Often when we think about listening, we think about conversations with other people, but to me this sign meant that Penn Medicine was listening. No one knows who is walking through the door at the doctor's office. And no one would've known that night that they had someone who had been abused as a child. But that sign made me feel safe, it made me feel heard, and it made me feel cared about.

Today I’m an activist and I’m a lawyer representing survivors of sexual abuse and I work day and night trying to change the protocol at institutions who are not doing it right. These institutions approach this issue of safety reactively, when something comes up or there's a problem. But this was the first time that I walked into a doctor's office that was being proactive, and was doing it the right way, just for the sake of doing it the right way.

I have a four year old daughter. I think a lot about the life I’ve lived and how institutions can and hopefully will change in order to do it better. I think a lot about the world in which she’s growing up. I’m so thankful that my daughter’s generation and anyone vulnerable will get a different kind of care than what I’ve experienced. And while it was just a sign, it gave me a lot of hope.

Visit the exhibit

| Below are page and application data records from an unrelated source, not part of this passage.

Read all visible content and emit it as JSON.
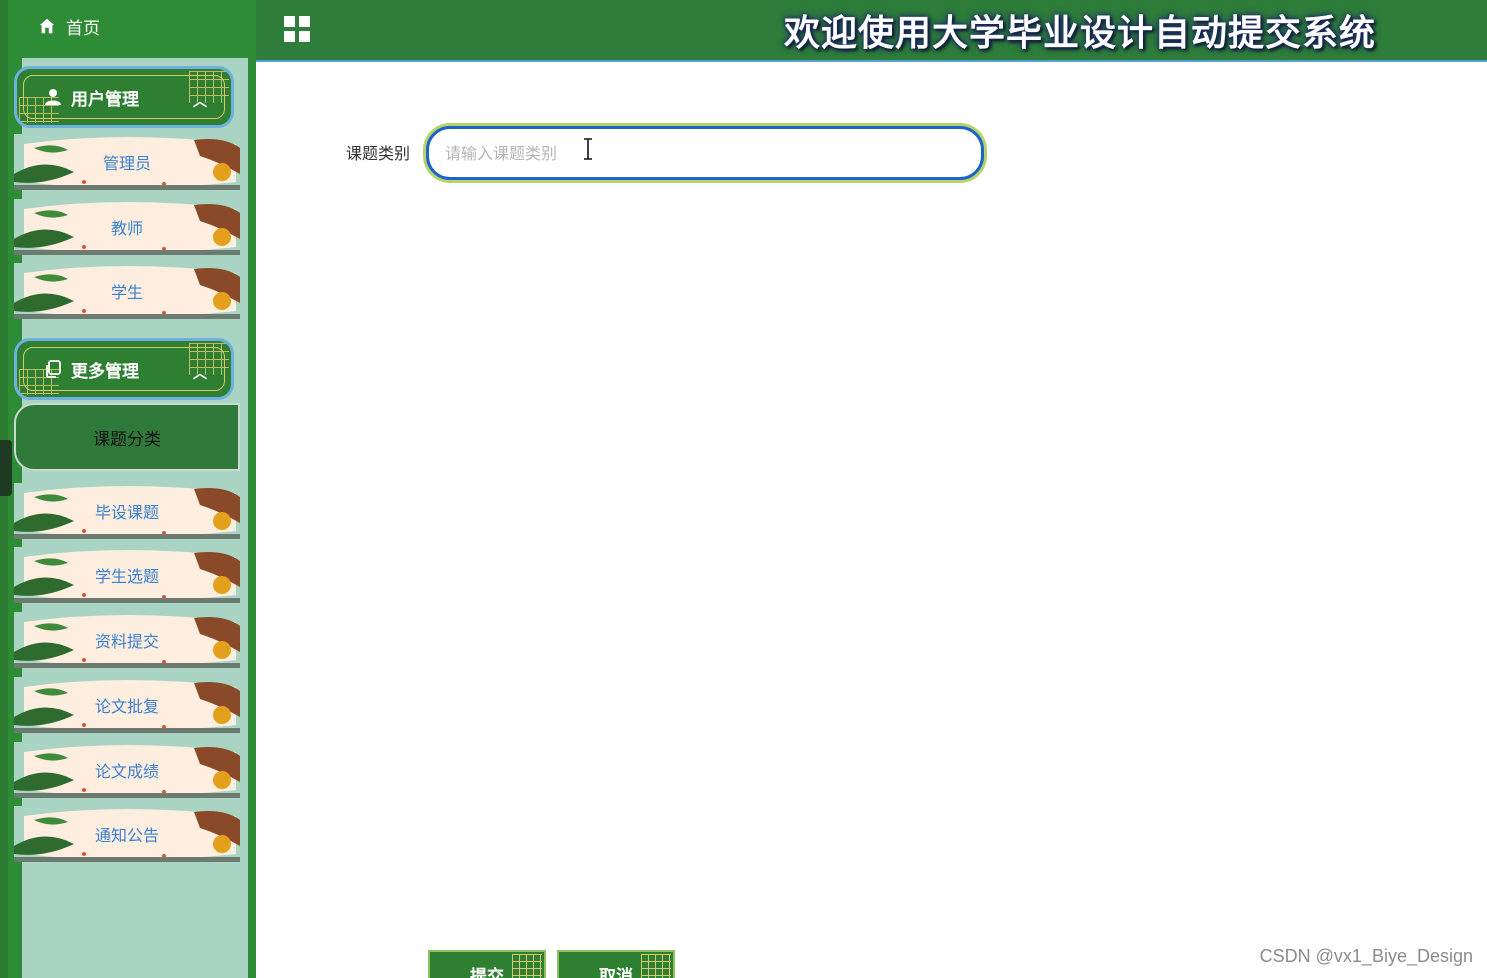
{
  "sidebar": {
    "home_label": "首页",
    "groups": [
      {
        "label": "用户管理",
        "icon": "user-icon",
        "items": [
          "管理员",
          "教师",
          "学生"
        ]
      },
      {
        "label": "更多管理",
        "icon": "copy-icon",
        "items": [
          "课题分类",
          "毕设课题",
          "学生选题",
          "资料提交",
          "论文批复",
          "论文成绩",
          "通知公告"
        ]
      }
    ],
    "active_item": "课题分类"
  },
  "header": {
    "title": "欢迎使用大学毕业设计自动提交系统",
    "menu_icon": "grid-icon"
  },
  "form": {
    "field_label": "课题类别",
    "field_placeholder": "请输入课题类别",
    "field_value": "",
    "submit_label": "提交",
    "cancel_label": "取消"
  },
  "watermark": "CSDN @vx1_Biye_Design",
  "colors": {
    "sidebar_green": "#2e8b36",
    "header_green": "#2e7d3a",
    "menu_text_blue": "#3b7fd0",
    "input_border": "#1e63c8"
  }
}
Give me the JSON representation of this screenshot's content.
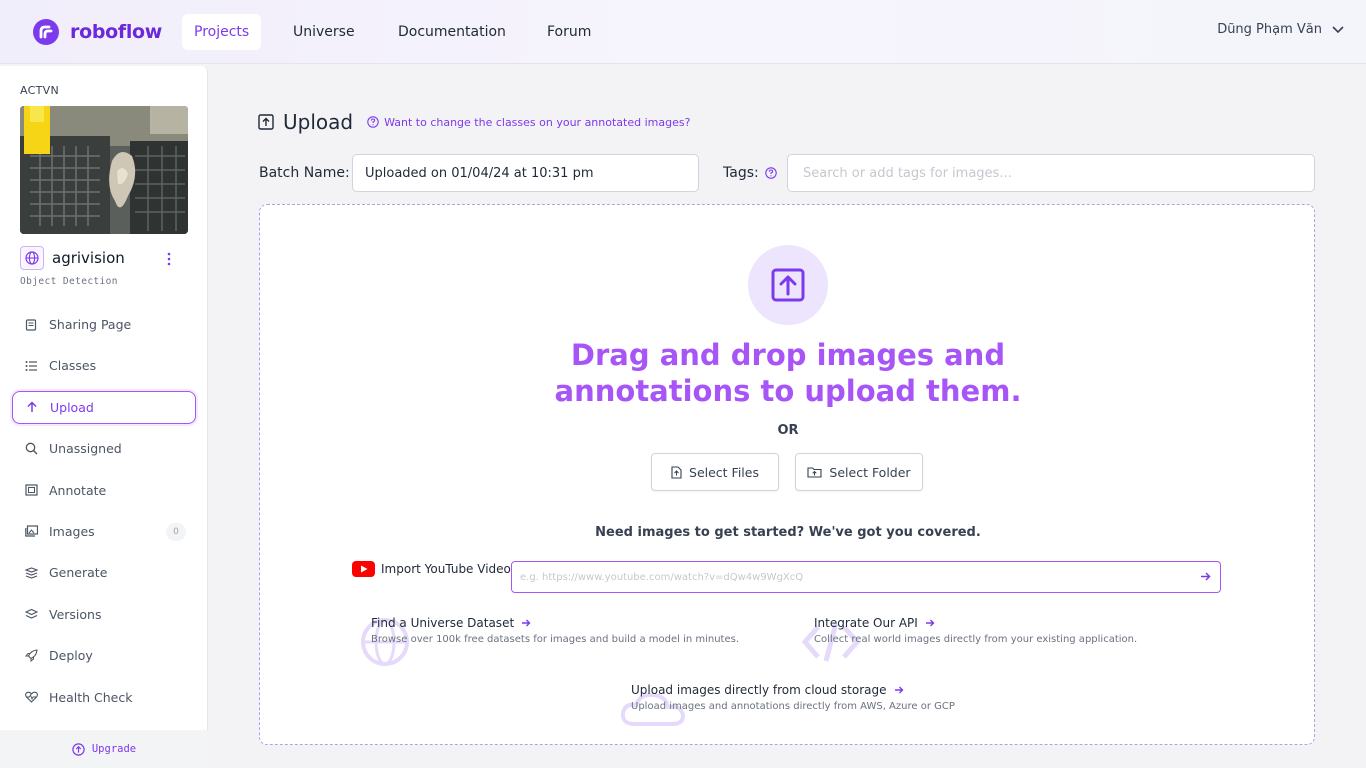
{
  "brand": {
    "name": "roboflow"
  },
  "nav": {
    "items": [
      {
        "label": "Projects"
      },
      {
        "label": "Universe"
      },
      {
        "label": "Documentation"
      },
      {
        "label": "Forum"
      }
    ],
    "user_name": "Dũng Phạm Văn"
  },
  "sidebar": {
    "workspace": "ACTVN",
    "project_name": "agrivision",
    "project_type": "Object Detection",
    "items": [
      {
        "label": "Sharing Page",
        "icon": "page-icon"
      },
      {
        "label": "Classes",
        "icon": "list-icon"
      },
      {
        "label": "Upload",
        "icon": "arrow-up-icon"
      },
      {
        "label": "Unassigned",
        "icon": "search-icon"
      },
      {
        "label": "Annotate",
        "icon": "annotate-icon"
      },
      {
        "label": "Images",
        "icon": "images-icon",
        "count": "0"
      },
      {
        "label": "Generate",
        "icon": "generate-icon"
      },
      {
        "label": "Versions",
        "icon": "versions-icon"
      },
      {
        "label": "Deploy",
        "icon": "rocket-icon"
      },
      {
        "label": "Health Check",
        "icon": "heart-pulse-icon"
      }
    ],
    "upgrade_label": "Upgrade"
  },
  "main": {
    "title": "Upload",
    "help_link": "Want to change the classes on your annotated images?",
    "batch_label": "Batch Name:",
    "batch_value": "Uploaded on 01/04/24 at 10:31 pm",
    "tags_label": "Tags:",
    "tags_placeholder": "Search or add tags for images...",
    "dropzone": {
      "title_line1": "Drag and drop images and",
      "title_line2": "annotations to upload them.",
      "or": "OR",
      "select_files": "Select Files",
      "select_folder": "Select Folder",
      "need_images": "Need images to get started? We've got you covered.",
      "youtube_label": "Import YouTube Video:",
      "youtube_placeholder": "e.g. https://www.youtube.com/watch?v=dQw4w9WgXcQ",
      "options": [
        {
          "title": "Find a Universe Dataset",
          "desc": "Browse over 100k free datasets for images and build a model in minutes."
        },
        {
          "title": "Integrate Our API",
          "desc": "Collect real world images directly from your existing application."
        },
        {
          "title": "Upload images directly from cloud storage",
          "desc": "Upload images and annotations directly from AWS, Azure or GCP"
        }
      ]
    }
  },
  "colors": {
    "accent": "#7c3aed",
    "accent_light": "#a855f7",
    "youtube_red": "#ff0000"
  }
}
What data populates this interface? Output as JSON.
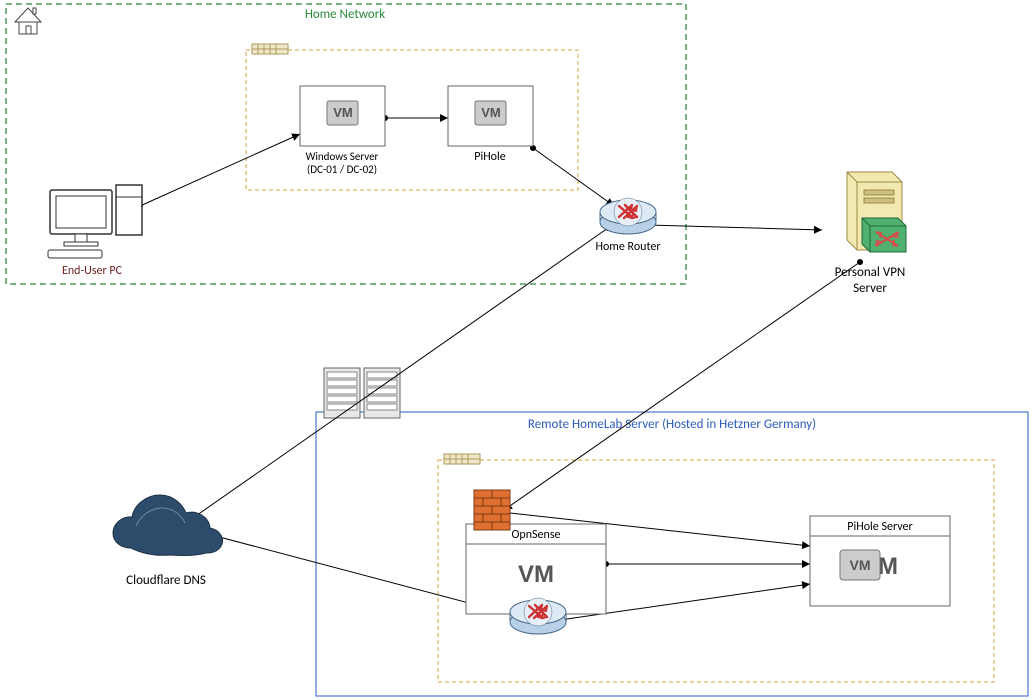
{
  "groups": {
    "home_network": {
      "label": "Home Network"
    },
    "virt_host_home": {},
    "remote_server_group": {
      "label": "Remote HomeLab Server (Hosted in Hetzner Germany)"
    },
    "virt_host_remote": {}
  },
  "nodes": {
    "end_user_pc": {
      "label": "End-User PC"
    },
    "win_server": {
      "label_line1": "Windows Server",
      "label_line2": "(DC-01 / DC-02)"
    },
    "pihole_home": {
      "label": "PiHole"
    },
    "home_router": {
      "label": "Home Router"
    },
    "vpn_server": {
      "label_line1": "Personal VPN",
      "label_line2": "Server"
    },
    "cloudflare": {
      "label": "Cloudflare DNS"
    },
    "opnsense": {
      "label": "OpnSense"
    },
    "remote_router": {},
    "pihole_remote": {
      "label": "PiHole Server"
    }
  }
}
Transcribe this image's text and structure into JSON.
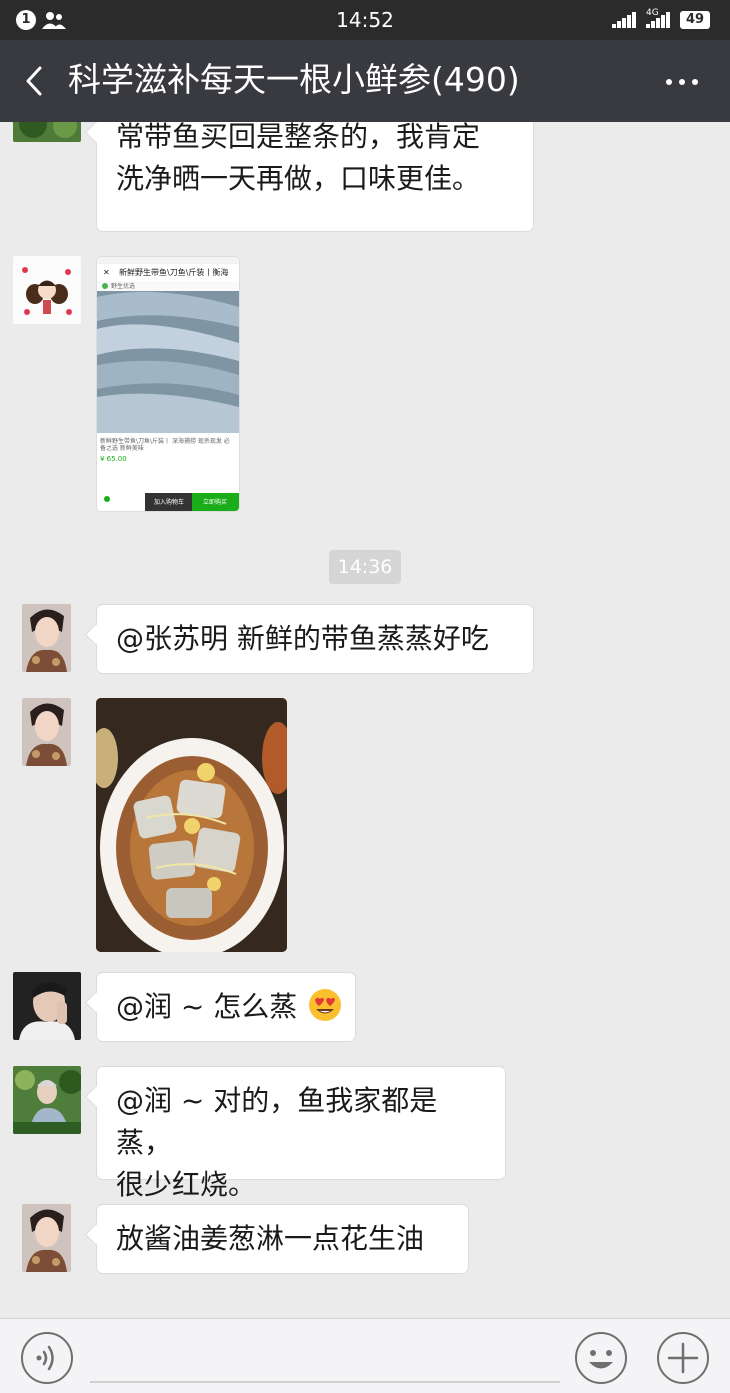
{
  "status_bar": {
    "badge": "1",
    "time": "14:52",
    "network": "4G",
    "battery": "49"
  },
  "header": {
    "title": "科学滋补每天一根小鲜参(490)"
  },
  "messages": [
    {
      "type": "text",
      "lines": [
        "常带鱼买回是整条的，我肯定",
        "洗净晒一天再做，口味更佳。"
      ]
    },
    {
      "type": "image",
      "content": {
        "title": "新鲜野生带鱼\\刀鱼\\斤装丨衡海",
        "shop": "野生优选",
        "desc1": "新鲜野生带鱼\\刀鱼\\斤装丨 深海捕捞 现杀现发 必",
        "desc2": "备之选 新鲜美味",
        "price": "¥ 65.00",
        "btn_cart": "加入购物车",
        "btn_buy": "立即购买"
      }
    },
    {
      "type": "divider",
      "time": "14:36"
    },
    {
      "type": "text",
      "lines": [
        "@张苏明  新鲜的带鱼蒸蒸好吃"
      ]
    },
    {
      "type": "image"
    },
    {
      "type": "text",
      "lines": [
        "@润 ~  怎么蒸"
      ]
    },
    {
      "type": "text",
      "lines": [
        "@润 ~  对的，鱼我家都是蒸，",
        "很少红烧。"
      ]
    },
    {
      "type": "text",
      "lines": [
        "放酱油姜葱淋一点花生油"
      ]
    }
  ],
  "icons": {
    "back": "chevron-left",
    "more": "ellipsis",
    "voice": "voice-mode",
    "emoji": "emoji-face",
    "add": "plus"
  },
  "colors": {
    "title_bar": "#393a3f",
    "status_bar": "#2b2b2b",
    "chat_bg": "#ebebeb",
    "bubble": "#ffffff",
    "wechat_green": "#1aad19"
  }
}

The exhibit launched on October 14, 2019 at the Hospital of the University of Pennsylvania (HUP) during Penn Medicine Experience Week, and continued traveling across the Penn Medicine System throughout 2019–2020. The schedule for future locations is currently on hold due to COVID-19.


Coming to a location near you!

Hospital of the University of Pennsylvania (HUP) Oct 14 – Nov 8, 2019
Perelman Center for Advanced Medicine (PCAM) Nov 13 – Dec 2, 2019
Good Shepherd Penn Partners (GSPP) Dec 5, 2019 – Jan 10, 2020
Penn Presbyterian Medical Center (PPMC) Jan 15 – Feb 7, 2020
Penn Medicine Princeton Health (PMPH) Feb 19 – Jul 1, 2020

Join us for an immersive visual and auditory experience featuring inspiring stories from patients, caregivers, staff, and providers.

Who would benefit most from hearing your story?